Skip to main content

Featured

Bold and Heartfelt: New Black Mask Ongoing Series 'Destiny, NY' Coming from Pat Shand and Manuel Preitano,

 What if there was a magical prophecy that you were destined to save the world, and you fulfilled it so young you don’t know what to do with the rest of your life?     That’s the problem facing Logan McBride in DESTINY, NY, the ongoing comic book series launching in March 2021 from Black Mask Studios, the Los Angeles-based indie publisher of acclaimed titles including CALEXIT, LOUD, 4 KIDS WALK INTO A BANK, KIM & KIM, and BLACK. Together, writer Pat Shand (Black Mask’s SNAP FLASH HUSTLE), artist Manuel Preitano (DC Comics’ THE ORACLE CODE), and cover artists Elisa Romboli (upcoming ALICE IN LEATHERLAND) and Rosi Kämpe (SPIDER-GWEN) have created a grounded story about the magic of young adulthood, star-crossed modern romance, delayed coming of age, and finding your place in a world too busy to notice you. “Destiny, NY is a story about what happens next. Fantasy stories always end when the prophecy is complete, when the villain is defeated. I wanted to find out what happens next. How

REVIEW: 'Generation Zero' #4 by Fred Van Lente, Francis Portela, and Andrew Dalhouse



★★★☆☆ (3/5)

Generation Zero draws to the end of the arc with a character-driven issue that exposes more about the team in the midst of a precarious battle against an unknown foe.

Fred Van Lente reveals layer after layer of his protagonists and soon Keisha herself understands this is far from a game. And who would blame these powerful psiots who've had to endure so much? First, forced to serve as child soldiers stripped of a normal childhood. Then as escapees who bond together to protect one another in a world that fears and hates them. They've insulated themselves and found a common cause with Christian as their leader. Their innocence has been lost and now must use their extraordinary skills to survive and help others. What the issue lacks in action makes up for in a more emotionally charged interpersonal interactions. 

Telic and Animalia emerge with personality traits that ring true. Keisha is our guide into this world, the character we identify with to a certain degree. She strives to be different because she sees herself that way when in fact she's normal. The contrast is never clearer than when in the presence of the Generation Zero kids.
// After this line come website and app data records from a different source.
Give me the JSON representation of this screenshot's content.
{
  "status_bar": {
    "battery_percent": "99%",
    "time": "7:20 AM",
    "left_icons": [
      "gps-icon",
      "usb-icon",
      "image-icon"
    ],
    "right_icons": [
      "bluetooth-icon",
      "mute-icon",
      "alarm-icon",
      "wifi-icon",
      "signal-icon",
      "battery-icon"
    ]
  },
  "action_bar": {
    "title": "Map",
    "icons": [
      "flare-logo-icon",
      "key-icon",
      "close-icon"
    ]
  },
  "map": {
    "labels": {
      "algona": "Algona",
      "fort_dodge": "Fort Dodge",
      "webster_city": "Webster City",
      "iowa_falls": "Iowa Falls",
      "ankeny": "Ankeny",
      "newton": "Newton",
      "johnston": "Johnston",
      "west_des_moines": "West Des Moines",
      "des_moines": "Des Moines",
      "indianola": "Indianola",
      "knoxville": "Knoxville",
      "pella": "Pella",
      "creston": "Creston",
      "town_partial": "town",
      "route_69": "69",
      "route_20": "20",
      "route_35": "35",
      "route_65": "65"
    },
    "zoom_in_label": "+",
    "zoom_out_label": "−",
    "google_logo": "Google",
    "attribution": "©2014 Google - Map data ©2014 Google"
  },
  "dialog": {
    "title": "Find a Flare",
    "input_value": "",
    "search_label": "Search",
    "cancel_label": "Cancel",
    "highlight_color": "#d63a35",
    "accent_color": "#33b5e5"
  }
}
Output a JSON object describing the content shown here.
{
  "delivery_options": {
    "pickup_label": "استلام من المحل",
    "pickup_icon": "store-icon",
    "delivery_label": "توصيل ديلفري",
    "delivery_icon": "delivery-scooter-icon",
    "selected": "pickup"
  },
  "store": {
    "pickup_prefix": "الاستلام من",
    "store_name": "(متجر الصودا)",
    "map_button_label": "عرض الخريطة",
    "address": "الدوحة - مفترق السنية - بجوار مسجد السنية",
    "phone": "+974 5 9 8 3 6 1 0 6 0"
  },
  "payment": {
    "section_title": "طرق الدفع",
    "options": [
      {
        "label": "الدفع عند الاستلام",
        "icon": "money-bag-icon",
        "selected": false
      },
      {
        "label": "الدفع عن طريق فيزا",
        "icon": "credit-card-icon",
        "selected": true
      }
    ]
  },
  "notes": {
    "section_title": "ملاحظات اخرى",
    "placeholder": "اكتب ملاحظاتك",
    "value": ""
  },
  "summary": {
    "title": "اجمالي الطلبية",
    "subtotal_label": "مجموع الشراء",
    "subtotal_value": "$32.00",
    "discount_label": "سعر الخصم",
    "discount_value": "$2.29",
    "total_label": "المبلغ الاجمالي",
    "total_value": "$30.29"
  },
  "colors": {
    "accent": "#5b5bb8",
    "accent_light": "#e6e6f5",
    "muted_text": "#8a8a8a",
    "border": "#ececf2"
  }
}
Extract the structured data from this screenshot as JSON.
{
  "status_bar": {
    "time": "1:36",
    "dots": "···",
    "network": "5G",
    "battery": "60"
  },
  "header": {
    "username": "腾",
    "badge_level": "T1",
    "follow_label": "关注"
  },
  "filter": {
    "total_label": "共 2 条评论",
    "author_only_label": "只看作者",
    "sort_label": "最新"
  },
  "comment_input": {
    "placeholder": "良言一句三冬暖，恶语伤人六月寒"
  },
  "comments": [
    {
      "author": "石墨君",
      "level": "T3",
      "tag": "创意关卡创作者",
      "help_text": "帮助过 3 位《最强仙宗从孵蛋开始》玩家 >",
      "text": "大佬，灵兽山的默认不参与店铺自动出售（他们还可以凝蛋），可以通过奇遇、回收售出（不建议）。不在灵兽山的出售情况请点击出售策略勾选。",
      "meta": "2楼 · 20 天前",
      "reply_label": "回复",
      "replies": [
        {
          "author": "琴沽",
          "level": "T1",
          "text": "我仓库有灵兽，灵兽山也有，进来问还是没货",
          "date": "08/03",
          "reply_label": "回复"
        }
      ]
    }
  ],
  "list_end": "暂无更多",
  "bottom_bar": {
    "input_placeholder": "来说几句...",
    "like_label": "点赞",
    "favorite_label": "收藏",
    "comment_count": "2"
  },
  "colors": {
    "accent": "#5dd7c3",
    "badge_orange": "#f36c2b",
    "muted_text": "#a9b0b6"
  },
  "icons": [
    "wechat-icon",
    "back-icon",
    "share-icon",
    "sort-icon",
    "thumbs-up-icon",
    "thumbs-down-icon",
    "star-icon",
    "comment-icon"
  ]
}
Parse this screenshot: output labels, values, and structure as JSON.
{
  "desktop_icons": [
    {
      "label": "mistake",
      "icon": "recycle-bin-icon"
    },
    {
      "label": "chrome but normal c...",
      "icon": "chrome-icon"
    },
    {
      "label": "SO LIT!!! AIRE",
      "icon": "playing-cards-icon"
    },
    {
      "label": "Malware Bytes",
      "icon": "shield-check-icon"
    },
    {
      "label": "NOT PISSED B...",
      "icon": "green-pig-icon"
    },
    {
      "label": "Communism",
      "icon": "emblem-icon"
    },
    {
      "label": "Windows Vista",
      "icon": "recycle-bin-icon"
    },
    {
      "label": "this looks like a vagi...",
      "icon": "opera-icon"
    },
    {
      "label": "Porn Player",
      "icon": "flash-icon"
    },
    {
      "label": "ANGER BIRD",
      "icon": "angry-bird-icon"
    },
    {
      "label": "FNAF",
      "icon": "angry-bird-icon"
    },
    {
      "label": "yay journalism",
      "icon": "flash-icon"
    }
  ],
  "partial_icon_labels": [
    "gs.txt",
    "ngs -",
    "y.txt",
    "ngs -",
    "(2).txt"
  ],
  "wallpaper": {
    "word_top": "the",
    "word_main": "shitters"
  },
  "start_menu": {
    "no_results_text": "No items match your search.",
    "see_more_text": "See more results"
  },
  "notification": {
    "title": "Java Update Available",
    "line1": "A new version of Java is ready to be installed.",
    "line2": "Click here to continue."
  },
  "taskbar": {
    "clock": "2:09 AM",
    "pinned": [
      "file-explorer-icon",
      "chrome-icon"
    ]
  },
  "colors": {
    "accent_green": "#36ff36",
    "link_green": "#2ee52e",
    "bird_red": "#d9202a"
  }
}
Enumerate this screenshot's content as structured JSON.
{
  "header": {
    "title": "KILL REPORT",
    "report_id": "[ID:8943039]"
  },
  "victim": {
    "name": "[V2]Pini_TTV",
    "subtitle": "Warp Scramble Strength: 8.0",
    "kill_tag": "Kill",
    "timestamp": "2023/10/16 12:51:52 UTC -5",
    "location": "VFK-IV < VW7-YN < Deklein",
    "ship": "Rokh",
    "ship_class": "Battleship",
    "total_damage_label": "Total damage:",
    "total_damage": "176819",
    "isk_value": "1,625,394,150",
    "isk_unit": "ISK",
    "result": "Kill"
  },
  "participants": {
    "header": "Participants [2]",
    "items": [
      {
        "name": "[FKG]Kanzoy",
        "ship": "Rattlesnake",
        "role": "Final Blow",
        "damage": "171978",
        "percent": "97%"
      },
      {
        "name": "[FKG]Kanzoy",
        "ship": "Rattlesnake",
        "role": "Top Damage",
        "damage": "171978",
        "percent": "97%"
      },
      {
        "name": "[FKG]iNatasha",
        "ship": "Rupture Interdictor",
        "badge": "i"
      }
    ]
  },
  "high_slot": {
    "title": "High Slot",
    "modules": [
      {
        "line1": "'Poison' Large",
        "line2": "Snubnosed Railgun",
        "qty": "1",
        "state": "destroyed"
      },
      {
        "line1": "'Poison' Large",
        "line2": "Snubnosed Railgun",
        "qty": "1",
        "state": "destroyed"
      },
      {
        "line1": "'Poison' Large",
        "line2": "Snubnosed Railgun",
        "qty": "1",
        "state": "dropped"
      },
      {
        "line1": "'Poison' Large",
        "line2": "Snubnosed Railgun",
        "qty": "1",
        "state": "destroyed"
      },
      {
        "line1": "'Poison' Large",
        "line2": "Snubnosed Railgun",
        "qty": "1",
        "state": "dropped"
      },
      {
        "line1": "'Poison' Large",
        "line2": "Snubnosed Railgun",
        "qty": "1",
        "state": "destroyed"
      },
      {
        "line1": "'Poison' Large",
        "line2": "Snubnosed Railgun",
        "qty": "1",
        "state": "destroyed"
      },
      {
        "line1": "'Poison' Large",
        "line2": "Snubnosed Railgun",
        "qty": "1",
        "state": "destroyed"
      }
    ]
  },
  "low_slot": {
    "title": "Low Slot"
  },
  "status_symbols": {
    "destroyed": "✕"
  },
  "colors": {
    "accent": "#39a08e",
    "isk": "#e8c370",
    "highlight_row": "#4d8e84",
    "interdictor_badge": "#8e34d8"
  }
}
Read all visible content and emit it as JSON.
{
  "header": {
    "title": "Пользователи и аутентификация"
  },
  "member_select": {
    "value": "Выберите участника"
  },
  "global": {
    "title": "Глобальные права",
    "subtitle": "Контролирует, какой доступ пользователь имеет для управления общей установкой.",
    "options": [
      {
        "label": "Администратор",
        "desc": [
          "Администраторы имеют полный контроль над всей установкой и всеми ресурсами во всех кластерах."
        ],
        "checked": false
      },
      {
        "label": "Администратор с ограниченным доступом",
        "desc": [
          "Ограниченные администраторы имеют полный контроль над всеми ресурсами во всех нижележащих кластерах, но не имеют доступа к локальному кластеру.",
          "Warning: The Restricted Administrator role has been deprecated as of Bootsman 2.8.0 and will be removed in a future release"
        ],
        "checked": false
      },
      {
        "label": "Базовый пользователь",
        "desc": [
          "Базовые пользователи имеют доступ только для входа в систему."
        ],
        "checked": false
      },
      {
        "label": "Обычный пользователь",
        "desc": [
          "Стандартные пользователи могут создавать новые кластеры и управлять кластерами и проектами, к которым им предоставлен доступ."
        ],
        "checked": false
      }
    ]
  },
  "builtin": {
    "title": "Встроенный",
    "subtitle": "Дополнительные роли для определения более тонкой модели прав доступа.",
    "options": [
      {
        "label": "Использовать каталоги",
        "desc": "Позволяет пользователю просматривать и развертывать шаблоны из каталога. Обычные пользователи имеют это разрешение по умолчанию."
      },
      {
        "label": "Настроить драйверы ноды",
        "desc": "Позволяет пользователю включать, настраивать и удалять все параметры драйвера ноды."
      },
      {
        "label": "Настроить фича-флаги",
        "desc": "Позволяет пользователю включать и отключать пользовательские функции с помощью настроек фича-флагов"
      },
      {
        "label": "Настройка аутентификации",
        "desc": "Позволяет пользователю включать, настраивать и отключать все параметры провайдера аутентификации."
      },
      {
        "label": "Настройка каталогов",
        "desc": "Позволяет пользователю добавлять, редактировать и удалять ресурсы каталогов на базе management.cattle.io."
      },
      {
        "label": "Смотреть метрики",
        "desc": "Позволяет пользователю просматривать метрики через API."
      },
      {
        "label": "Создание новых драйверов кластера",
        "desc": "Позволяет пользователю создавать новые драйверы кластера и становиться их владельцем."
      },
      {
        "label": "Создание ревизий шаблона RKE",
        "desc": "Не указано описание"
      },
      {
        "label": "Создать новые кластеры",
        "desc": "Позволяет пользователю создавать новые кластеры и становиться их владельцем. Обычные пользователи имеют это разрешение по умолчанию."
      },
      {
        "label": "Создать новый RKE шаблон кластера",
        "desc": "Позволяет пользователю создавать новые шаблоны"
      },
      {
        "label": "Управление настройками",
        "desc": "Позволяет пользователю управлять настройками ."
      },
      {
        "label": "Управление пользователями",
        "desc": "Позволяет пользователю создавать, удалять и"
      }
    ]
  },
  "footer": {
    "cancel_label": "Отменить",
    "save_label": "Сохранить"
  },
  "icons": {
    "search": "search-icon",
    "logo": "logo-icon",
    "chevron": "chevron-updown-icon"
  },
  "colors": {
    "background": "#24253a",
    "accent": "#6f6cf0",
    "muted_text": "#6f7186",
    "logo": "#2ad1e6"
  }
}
These psiots are the true "aliens," misunderstood and demonized.  Her well-intentioned advice to her brother Kwame is what a big sister should do but as teens often do, they put their own interests ahead of the interests of others. The opposite of what the GZ kids are doing now. 

We get the perspective from Kwame who's autistic and highly gifted intellectually. He's left on his own and we’re treated to his worldview. There are certain aspects that appear different through his eyes. Strangers look more suspicious, the warnings of his sister echo in his mind. He's devised an intricate and precise plan to get home avoiding all the dangers Kiesha told him about. Except there was one danger he couldn't avoid. 

Artist Francis Portela and colorist Andrew Dalhouse continue to produce some sharp, detailed, and colorful illustrations. The pacing in the layouts drive the action even if it's just Telic telling Kiesha off. It's displayed with deliberate anger and menace that builds from one panel to the next. Dalhouse infuses the scenes with rich colors that add warmth and texture. 

Generation Zero #4 is honestly a good character-building read but perhaps not the issue to jump into if you haven't read the last three. Within the arc's context, it fills in a lot of information but more rewarding for readers who've read the series from the start. So I urge you to catch up, buy issues 1-3 and see what I mean. Van Lente and Portela have something explosive in the works and you won't want to miss it. 

Comments